▶ **EXERCISE INSTRUCTIONS**
For the records below, tally the lines that include the word "ELECTRONIC" and give only the tally.

▶ **Dataset rows for apps and sites**
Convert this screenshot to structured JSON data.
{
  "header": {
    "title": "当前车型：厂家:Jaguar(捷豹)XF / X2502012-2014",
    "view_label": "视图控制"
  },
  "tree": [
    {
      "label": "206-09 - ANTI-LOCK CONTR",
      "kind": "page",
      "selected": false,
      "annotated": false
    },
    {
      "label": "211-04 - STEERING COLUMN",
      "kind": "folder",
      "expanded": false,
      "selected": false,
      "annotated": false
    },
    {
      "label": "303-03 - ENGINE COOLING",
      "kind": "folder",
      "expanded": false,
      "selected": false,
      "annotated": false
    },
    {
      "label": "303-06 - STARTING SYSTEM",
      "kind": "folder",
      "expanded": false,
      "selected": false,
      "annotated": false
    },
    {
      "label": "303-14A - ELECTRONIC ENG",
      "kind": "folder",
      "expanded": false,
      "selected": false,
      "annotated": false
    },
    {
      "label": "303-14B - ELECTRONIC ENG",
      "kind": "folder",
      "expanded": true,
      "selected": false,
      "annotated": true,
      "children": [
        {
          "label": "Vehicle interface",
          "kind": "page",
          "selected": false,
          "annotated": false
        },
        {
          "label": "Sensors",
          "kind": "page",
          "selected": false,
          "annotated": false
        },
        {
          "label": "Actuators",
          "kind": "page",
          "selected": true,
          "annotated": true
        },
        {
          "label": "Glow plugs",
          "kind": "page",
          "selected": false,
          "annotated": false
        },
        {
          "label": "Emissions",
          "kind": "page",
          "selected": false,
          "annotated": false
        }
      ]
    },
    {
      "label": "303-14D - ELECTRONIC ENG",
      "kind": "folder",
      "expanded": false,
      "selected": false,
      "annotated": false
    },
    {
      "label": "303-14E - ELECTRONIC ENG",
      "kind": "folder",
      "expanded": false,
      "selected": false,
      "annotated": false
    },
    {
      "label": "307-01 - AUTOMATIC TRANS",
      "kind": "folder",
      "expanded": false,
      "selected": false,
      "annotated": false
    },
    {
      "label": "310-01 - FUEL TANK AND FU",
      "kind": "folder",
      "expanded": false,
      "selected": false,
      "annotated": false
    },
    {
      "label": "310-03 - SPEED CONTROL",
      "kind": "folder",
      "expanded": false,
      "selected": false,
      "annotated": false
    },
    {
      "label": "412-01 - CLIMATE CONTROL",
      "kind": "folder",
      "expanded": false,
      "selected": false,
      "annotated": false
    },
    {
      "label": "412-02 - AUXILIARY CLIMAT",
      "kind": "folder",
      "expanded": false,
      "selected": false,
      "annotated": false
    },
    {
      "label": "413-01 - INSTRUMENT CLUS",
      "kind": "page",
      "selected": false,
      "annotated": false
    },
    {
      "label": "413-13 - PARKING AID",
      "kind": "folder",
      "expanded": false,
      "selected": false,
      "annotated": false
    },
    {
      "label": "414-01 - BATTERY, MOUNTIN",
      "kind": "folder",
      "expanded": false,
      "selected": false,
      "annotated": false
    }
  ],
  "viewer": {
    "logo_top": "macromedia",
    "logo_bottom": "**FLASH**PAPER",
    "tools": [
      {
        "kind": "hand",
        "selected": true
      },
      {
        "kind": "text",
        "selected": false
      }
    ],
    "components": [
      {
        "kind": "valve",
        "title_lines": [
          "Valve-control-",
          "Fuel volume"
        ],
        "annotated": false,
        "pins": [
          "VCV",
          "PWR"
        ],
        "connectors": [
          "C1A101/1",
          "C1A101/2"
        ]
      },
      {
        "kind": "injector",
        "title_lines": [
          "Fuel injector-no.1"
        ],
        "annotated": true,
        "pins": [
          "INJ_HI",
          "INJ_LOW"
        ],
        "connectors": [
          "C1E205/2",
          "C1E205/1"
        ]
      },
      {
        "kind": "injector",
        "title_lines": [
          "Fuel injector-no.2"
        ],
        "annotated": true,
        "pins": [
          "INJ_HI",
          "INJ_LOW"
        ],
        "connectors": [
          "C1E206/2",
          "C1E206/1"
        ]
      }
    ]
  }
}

▶ **REPLY**
4